DANA Elizabeth McCaffery never stood a chance.
Only weeks after her birth Dana, the Lennox Head grand-daughter of former Kangaroo Ken McCaffery, contracted whooping cough.
On Monday she died. She was only four weeks old.
“We feel cheated and are broken-hearted, but take strength that our girl fought so courageously to beat this insidious disease that claims the most vulnerable,” Dana's parents, Toni and David, said in a statement to The Northern Star yesterday.
Dana's death - the first death of an infant from whooping cough in NSW since 1997 - has triggered new debate about the importance of vaccination against the disease.
“We miss her so much and are devastated that such a beautiful, innocent child is the victim of ignorance. She never stood a chance against this epidemic,” Mr and Mrs McCaffery said in their statement.
In the wake of her death, the North Coast Area Health Service is now advising parents to have their babies immunised at six weeks of age.
However, 'bringing the vaccination schedule forward would not have saved the baby that died on Monday', the service's public health director, Paul Corben, conceded.
“The standard schedule was two months, four months and six month intervals, but we are asking in context of the current outbreak that people commence their baby's first vaccination at six weeks.
“The new schedule will be six weeks, four months and six months of age.”
Mr Corben said the community would have to work together to ensure no more children died from the illness, by vaccinating children and adults alike.
Mr Corben was backed by prominent Lismore paediatrician, Dr Chris Ingall, who said protecting infants from whooping cough required a co-ordinated community-wide effort.

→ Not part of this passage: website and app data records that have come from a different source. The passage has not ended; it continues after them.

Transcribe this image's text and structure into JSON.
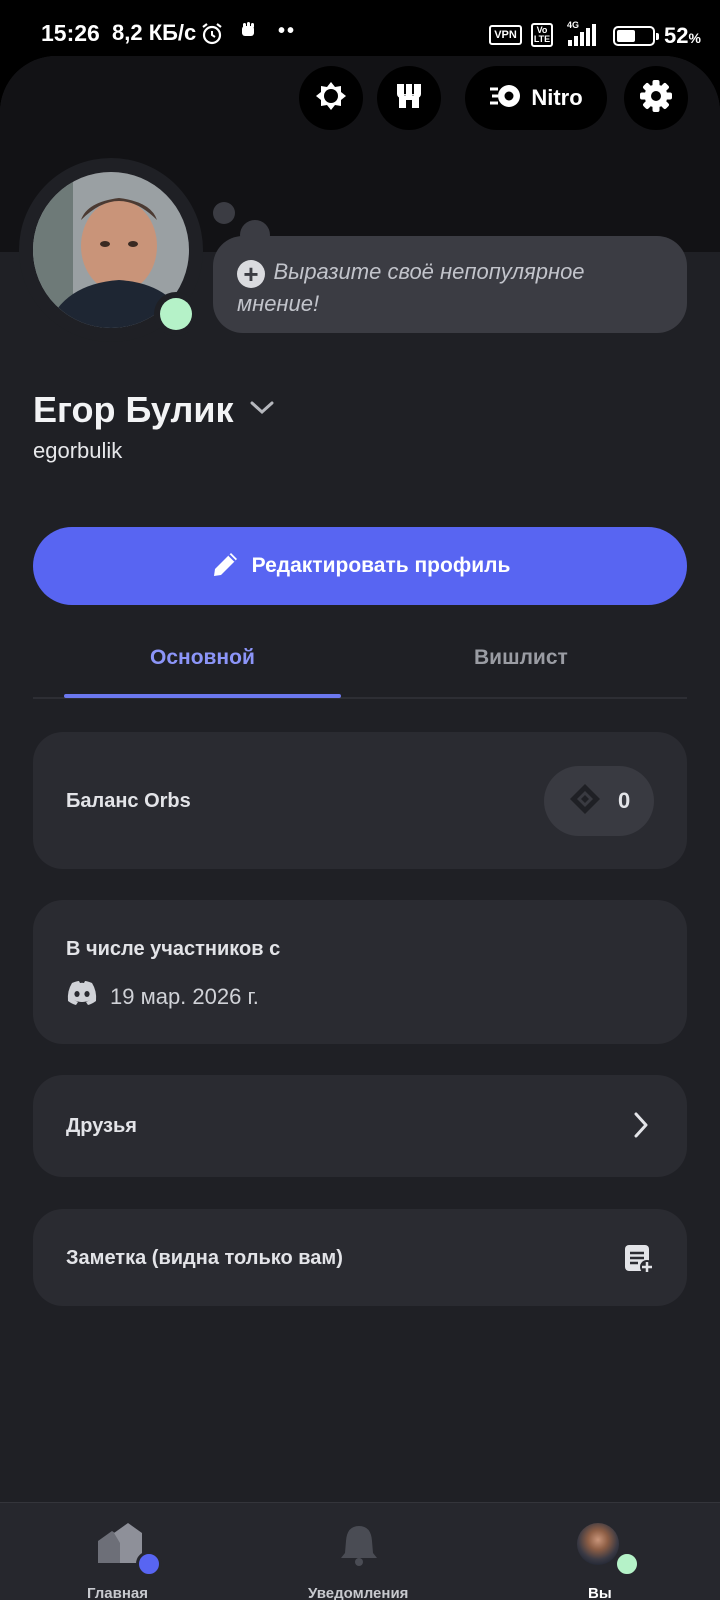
{
  "status_bar": {
    "time": "15:26",
    "speed": "8,2 КБ/с",
    "extra_dots": "••",
    "vpn": "VPN",
    "volte_top": "Vo",
    "volte_bottom": "LTE",
    "network": "4G",
    "battery_value": "52",
    "battery_unit": "%",
    "battery_level": 0.52
  },
  "header": {
    "nitro_label": "Nitro",
    "icons": [
      "quests-icon",
      "shop-icon",
      "nitro-icon",
      "settings-icon"
    ]
  },
  "profile": {
    "display_name": "Егор Булик",
    "username": "egorbulik",
    "status_color": "#b5f2c8",
    "bubble_placeholder": "Выразите своё непопулярное мнение!"
  },
  "edit_button": {
    "label": "Редактировать профиль"
  },
  "tabs": [
    {
      "label": "Основной",
      "active": true
    },
    {
      "label": "Вишлист",
      "active": false
    }
  ],
  "orbs": {
    "label": "Баланс Orbs",
    "value": "0"
  },
  "member_since": {
    "label": "В числе участников с",
    "date": "19 мар. 2026 г."
  },
  "friends": {
    "label": "Друзья"
  },
  "note": {
    "label": "Заметка (видна только вам)"
  },
  "bottom_nav": [
    {
      "label": "Главная",
      "active": false
    },
    {
      "label": "Уведомления",
      "active": false
    },
    {
      "label": "Вы",
      "active": true
    }
  ],
  "colors": {
    "accent": "#5865f2",
    "tab_active": "#8c95f8",
    "online": "#b5f2c8",
    "background": "#1f2025",
    "card": "#2a2b31"
  }
}
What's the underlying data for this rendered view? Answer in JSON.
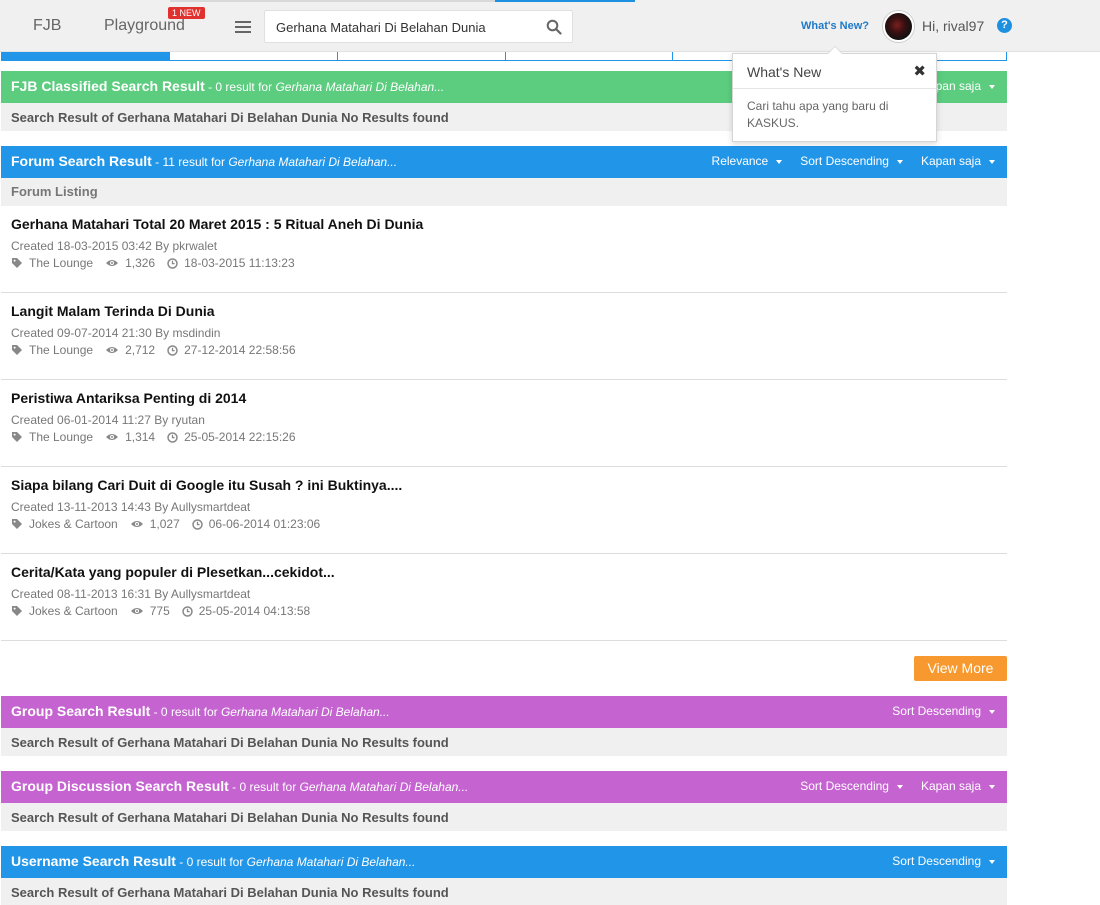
{
  "nav": {
    "fjb": "FJB",
    "playground": "Playground",
    "new_badge": "1 NEW",
    "search_value": "Gerhana Matahari Di Belahan Dunia",
    "whats_new": "What's New?",
    "greeting": "Hi, rival97",
    "help": "?"
  },
  "popover": {
    "title": "What's New",
    "close": "✖",
    "body": "Cari tahu apa yang baru di KASKUS."
  },
  "fjb_section": {
    "title": "FJB Classified Search Result",
    "count": " - 0 result for ",
    "query": "Gerhana Matahari Di Belahan...",
    "control": "Kapan saja",
    "no_result": "Search Result of Gerhana Matahari Di Belahan Dunia No Results found"
  },
  "forum_section": {
    "title": "Forum Search Result",
    "count": " - 11 result for ",
    "query": "Gerhana Matahari Di Belahan...",
    "controls": [
      "Relevance",
      "Sort Descending",
      "Kapan saja"
    ],
    "listing_label": "Forum Listing",
    "threads": [
      {
        "title": "Gerhana Matahari Total 20 Maret 2015 : 5 Ritual Aneh Di Dunia",
        "created": "Created 18-03-2015 03:42 By pkrwalet",
        "category": "The Lounge",
        "views": "1,326",
        "last": "18-03-2015 11:13:23"
      },
      {
        "title": "Langit Malam Terinda Di Dunia",
        "created": "Created 09-07-2014 21:30 By msdindin",
        "category": "The Lounge",
        "views": "2,712",
        "last": "27-12-2014 22:58:56"
      },
      {
        "title": "Peristiwa Antariksa Penting di 2014",
        "created": "Created 06-01-2014 11:27 By ryutan",
        "category": "The Lounge",
        "views": "1,314",
        "last": "25-05-2014 22:15:26"
      },
      {
        "title": "Siapa bilang Cari Duit di Google itu Susah ? ini Buktinya....",
        "created": "Created 13-11-2013 14:43 By Aullysmartdeat",
        "category": "Jokes & Cartoon",
        "views": "1,027",
        "last": "06-06-2014 01:23:06"
      },
      {
        "title": "Cerita/Kata yang populer di Plesetkan...cekidot...",
        "created": "Created 08-11-2013 16:31 By Aullysmartdeat",
        "category": "Jokes & Cartoon",
        "views": "775",
        "last": "25-05-2014 04:13:58"
      }
    ],
    "view_more": "View More"
  },
  "group_section": {
    "title": "Group Search Result",
    "count": " - 0 result for ",
    "query": "Gerhana Matahari Di Belahan...",
    "control": "Sort Descending",
    "no_result": "Search Result of Gerhana Matahari Di Belahan Dunia No Results found"
  },
  "group_discussion_section": {
    "title": "Group Discussion Search Result",
    "count": " - 0 result for ",
    "query": "Gerhana Matahari Di Belahan...",
    "controls": [
      "Sort Descending",
      "Kapan saja"
    ],
    "no_result": "Search Result of Gerhana Matahari Di Belahan Dunia No Results found"
  },
  "username_section": {
    "title": "Username Search Result",
    "count": " - 0 result for ",
    "query": "Gerhana Matahari Di Belahan...",
    "control": "Sort Descending",
    "no_result": "Search Result of Gerhana Matahari Di Belahan Dunia No Results found"
  },
  "colors": {
    "fjb_green": "#5ccc7f",
    "forum_blue": "#2196e8",
    "group_purple": "#c564d0",
    "view_more_orange": "#f7992e",
    "badge_red": "#e0312f"
  },
  "icons": {
    "menu": "hamburger-icon",
    "search": "search-icon",
    "category": "tags-icon",
    "views": "eye-icon",
    "time": "clock-icon",
    "close": "close-icon",
    "caret": "caret-down-icon"
  }
}
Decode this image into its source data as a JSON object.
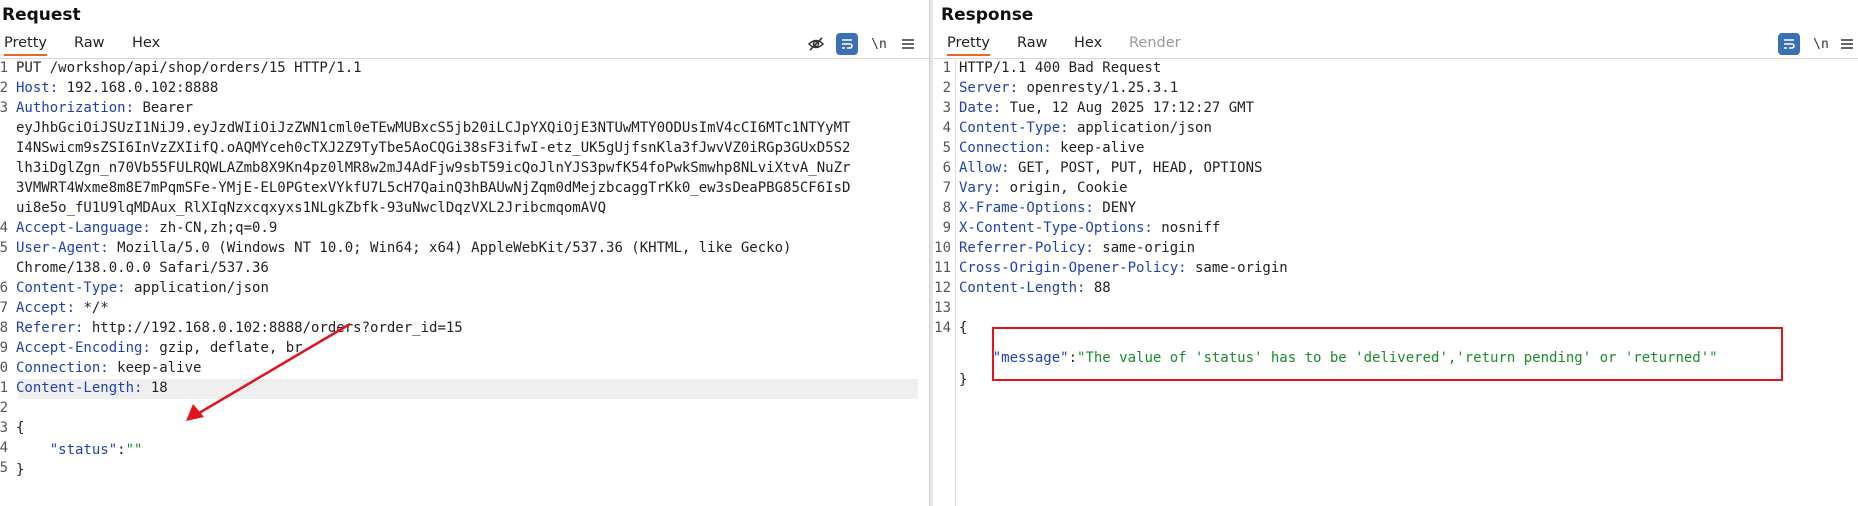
{
  "request": {
    "title": "Request",
    "tabs": [
      "Pretty",
      "Raw",
      "Hex"
    ],
    "lines": [
      {
        "n": "1",
        "text": "PUT /workshop/api/shop/orders/15 HTTP/1.1"
      },
      {
        "n": "2",
        "key": "Host:",
        "val": " 192.168.0.102:8888"
      },
      {
        "n": "3",
        "key": "Authorization:",
        "val": " Bearer"
      },
      {
        "n": "",
        "text": "eyJhbGciOiJSUzI1NiJ9.eyJzdWIiOiJzZWN1cml0eTEwMUBxcS5jb20iLCJpYXQiOjE3NTUwMTY0ODUsImV4cCI6MTc1NTYyMT"
      },
      {
        "n": "",
        "text": "I4NSwicm9sZSI6InVzZXIifQ.oAQMYceh0cTXJ2Z9TyTbe5AoCQGi38sF3ifwI-etz_UK5gUjfsnKla3fJwvVZ0iRGp3GUxD5S2"
      },
      {
        "n": "",
        "text": "lh3iDglZgn_n70Vb55FULRQWLAZmb8X9Kn4pz0lMR8w2mJ4AdFjw9sbT59icQoJlnYJS3pwfK54foPwkSmwhp8NLviXtvA_NuZr"
      },
      {
        "n": "",
        "text": "3VMWRT4Wxme8m8E7mPqmSFe-YMjE-EL0PGtexVYkfU7L5cH7QainQ3hBAUwNjZqm0dMejzbcaggTrKk0_ew3sDeaPBG85CF6IsD"
      },
      {
        "n": "",
        "text": "ui8e5o_fU1U9lqMDAux_RlXIqNzxcqxyxs1NLgkZbfk-93uNwclDqzVXL2JribcmqomAVQ"
      },
      {
        "n": "4",
        "key": "Accept-Language:",
        "val": " zh-CN,zh;q=0.9"
      },
      {
        "n": "5",
        "key": "User-Agent:",
        "val": " Mozilla/5.0 (Windows NT 10.0; Win64; x64) AppleWebKit/537.36 (KHTML, like Gecko)"
      },
      {
        "n": "",
        "text": "Chrome/138.0.0.0 Safari/537.36"
      },
      {
        "n": "6",
        "key": "Content-Type:",
        "val": " application/json"
      },
      {
        "n": "7",
        "key": "Accept:",
        "val": " */*"
      },
      {
        "n": "8",
        "key": "Referer:",
        "val": " http://192.168.0.102:8888/orders?order_id=15"
      },
      {
        "n": "9",
        "key": "Accept-Encoding:",
        "val": " gzip, deflate, br"
      },
      {
        "n": "0",
        "key": "Connection:",
        "val": " keep-alive"
      },
      {
        "n": "1",
        "key": "Content-Length:",
        "val": " 18"
      },
      {
        "n": "2",
        "text": ""
      },
      {
        "n": "3",
        "text": "{"
      },
      {
        "n": "4",
        "body_key": "    \"status\"",
        "body_colon": ":",
        "body_val": "\"\""
      },
      {
        "n": "5",
        "text": "}"
      }
    ]
  },
  "response": {
    "title": "Response",
    "tabs": [
      "Pretty",
      "Raw",
      "Hex",
      "Render"
    ],
    "lines": [
      {
        "n": "1",
        "text": "HTTP/1.1 400 Bad Request"
      },
      {
        "n": "2",
        "key": "Server:",
        "val": " openresty/1.25.3.1"
      },
      {
        "n": "3",
        "key": "Date:",
        "val": " Tue, 12 Aug 2025 17:12:27 GMT"
      },
      {
        "n": "4",
        "key": "Content-Type:",
        "val": " application/json"
      },
      {
        "n": "5",
        "key": "Connection:",
        "val": " keep-alive"
      },
      {
        "n": "6",
        "key": "Allow:",
        "val": " GET, POST, PUT, HEAD, OPTIONS"
      },
      {
        "n": "7",
        "key": "Vary:",
        "val": " origin, Cookie"
      },
      {
        "n": "8",
        "key": "X-Frame-Options:",
        "val": " DENY"
      },
      {
        "n": "9",
        "key": "X-Content-Type-Options:",
        "val": " nosniff"
      },
      {
        "n": "10",
        "key": "Referrer-Policy:",
        "val": " same-origin"
      },
      {
        "n": "11",
        "key": "Cross-Origin-Opener-Policy:",
        "val": " same-origin"
      },
      {
        "n": "12",
        "key": "Content-Length:",
        "val": " 88"
      },
      {
        "n": "13",
        "text": ""
      },
      {
        "n": "14",
        "text": "{"
      },
      {
        "n": "",
        "body_key": "    \"message\"",
        "body_colon": ":",
        "body_val": "\"The value of 'status' has to be 'delivered','return pending' or 'returned'\""
      },
      {
        "n": "",
        "text": "}"
      }
    ]
  },
  "colors": {
    "header_key": "#1f3fb8",
    "json_string": "#1a8a2a",
    "annotation": "#e3141f",
    "tab_accent": "#e8662b"
  }
}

“The only way to stop babies getting infected with whooping cough is by vaccination, there is no other way,” he said.
“The vaccination rates on the North Coast are the worst in Australia. This is why we have so many incidences in this area compared with other parts of Australia.
“Parents should be alarmed, whooping cough kills little babies. We must get our vaccination rates up so adults don't pass the disease on to babies.”
Whatever comes next will be too late for Dana, Toni and David.
“Our gorgeous Dana has touched so many people - we just wish we could still hold her and see her grow into a beautiful woman,” they said.
- The Northern Rivers has the highest rates of whooping cough in Australia.
- The illness hits hardest in communities with low vaccination rates.
- The disease can be fatal in babies.
- Adults need to be vaccinated, as well as children.
- NSW Department of Health provides free vaccines to parents, grandparents and people who care for new babies.